» **Supplied records**:
----

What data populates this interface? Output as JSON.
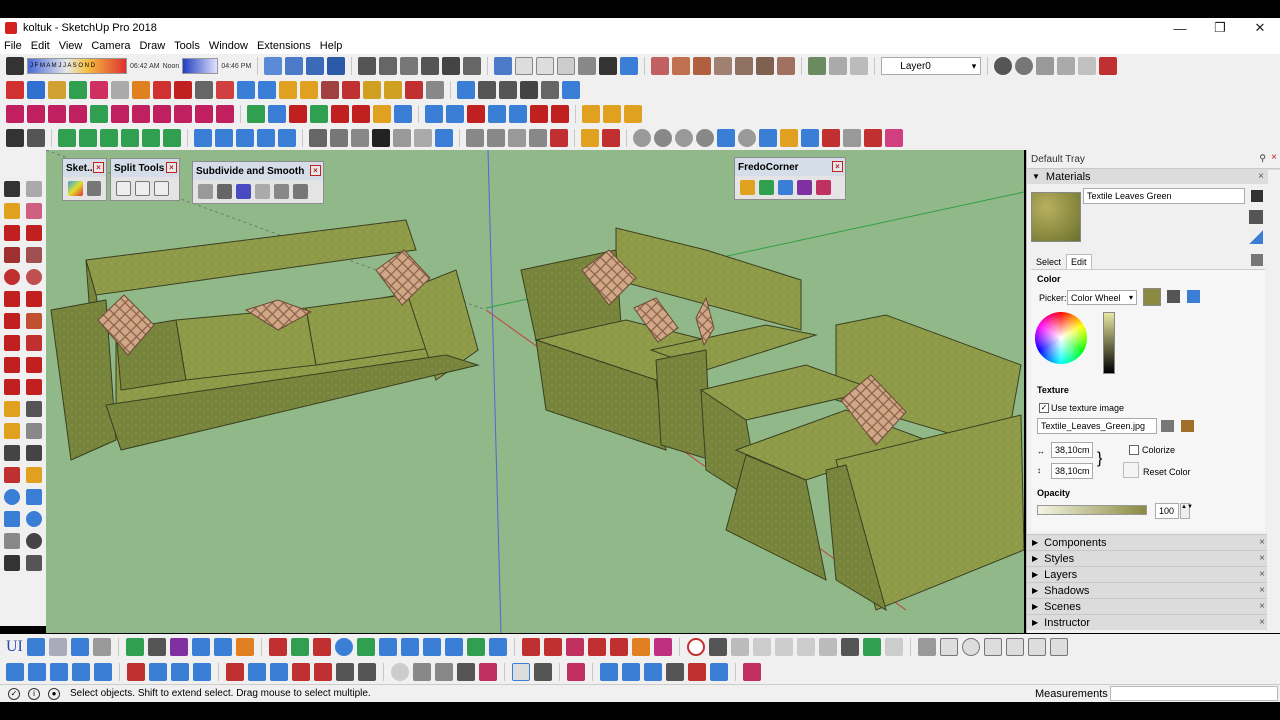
{
  "window": {
    "title": "koltuk - SketchUp Pro 2018",
    "minimize": "—",
    "restore": "❐",
    "close": "✕"
  },
  "menu": [
    "File",
    "Edit",
    "View",
    "Camera",
    "Draw",
    "Tools",
    "Window",
    "Extensions",
    "Help"
  ],
  "shadow_toolbar": {
    "months": "J F M A M J J A S O N D",
    "time_start": "06:42 AM",
    "time_noon": "Noon",
    "time_end": "04:46 PM"
  },
  "layer_select": {
    "value": "Layer0"
  },
  "floating_toolbars": {
    "sketchup": "Sket...",
    "split_tools": "Split Tools",
    "subdivide": "Subdivide and Smooth",
    "fredocorner": "FredoCorner",
    "close_glyph": "×"
  },
  "tray": {
    "title": "Default Tray",
    "pin": "⚲",
    "close": "×",
    "materials_section": "Materials",
    "material_name": "Textile Leaves Green",
    "tabs": {
      "select": "Select",
      "edit": "Edit"
    },
    "color_heading": "Color",
    "picker_label": "Picker:",
    "picker_value": "Color Wheel",
    "texture_heading": "Texture",
    "use_texture_label": "Use texture image",
    "texture_file": "Textile_Leaves_Green.jpg",
    "width_value": "38,10cm",
    "height_value": "38,10cm",
    "colorize_label": "Colorize",
    "reset_color_label": "Reset Color",
    "opacity_heading": "Opacity",
    "opacity_value": "100",
    "collapsed_sections": [
      "Components",
      "Styles",
      "Layers",
      "Shadows",
      "Scenes",
      "Instructor"
    ]
  },
  "bottom_toolbar": {
    "ui_label": "UI"
  },
  "status": {
    "message": "Select objects. Shift to extend select. Drag mouse to select multiple.",
    "measurements_label": "Measurements",
    "measurements_value": ""
  },
  "colors": {
    "viewport_bg": "#90b888",
    "sofa_fabric": "#8c9a48",
    "pillow": "#c8a080",
    "accent_blue": "#3a7fd5"
  }
}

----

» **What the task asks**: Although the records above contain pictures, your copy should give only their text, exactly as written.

» **Result of this task**:
What data populates this interface? Output as JSON.
{
  "window": {
    "title": "koltuk - SketchUp Pro 2018",
    "minimize": "—",
    "restore": "❐",
    "close": "✕"
  },
  "menu": [
    "File",
    "Edit",
    "View",
    "Camera",
    "Draw",
    "Tools",
    "Window",
    "Extensions",
    "Help"
  ],
  "shadow_toolbar": {
    "months": "J F M A M J J A S O N D",
    "time_start": "06:42 AM",
    "time_noon": "Noon",
    "time_end": "04:46 PM"
  },
  "layer_select": {
    "value": "Layer0"
  },
  "floating_toolbars": {
    "sketchup": "Sket...",
    "split_tools": "Split Tools",
    "subdivide": "Subdivide and Smooth",
    "fredocorner": "FredoCorner",
    "close_glyph": "×"
  },
  "tray": {
    "title": "Default Tray",
    "pin": "⚲",
    "close": "×",
    "materials_section": "Materials",
    "material_name": "Textile Leaves Green",
    "tabs": {
      "select": "Select",
      "edit": "Edit"
    },
    "color_heading": "Color",
    "picker_label": "Picker:",
    "picker_value": "Color Wheel",
    "texture_heading": "Texture",
    "use_texture_label": "Use texture image",
    "texture_file": "Textile_Leaves_Green.jpg",
    "width_value": "38,10cm",
    "height_value": "38,10cm",
    "colorize_label": "Colorize",
    "reset_color_label": "Reset Color",
    "opacity_heading": "Opacity",
    "opacity_value": "100",
    "collapsed_sections": [
      "Components",
      "Styles",
      "Layers",
      "Shadows",
      "Scenes",
      "Instructor"
    ]
  },
  "bottom_toolbar": {
    "ui_label": "UI"
  },
  "status": {
    "message": "Select objects. Shift to extend select. Drag mouse to select multiple.",
    "measurements_label": "Measurements",
    "measurements_value": ""
  },
  "colors": {
    "viewport_bg": "#90b888",
    "sofa_fabric": "#8c9a48",
    "pillow": "#c8a080",
    "accent_blue": "#3a7fd5"
  }
}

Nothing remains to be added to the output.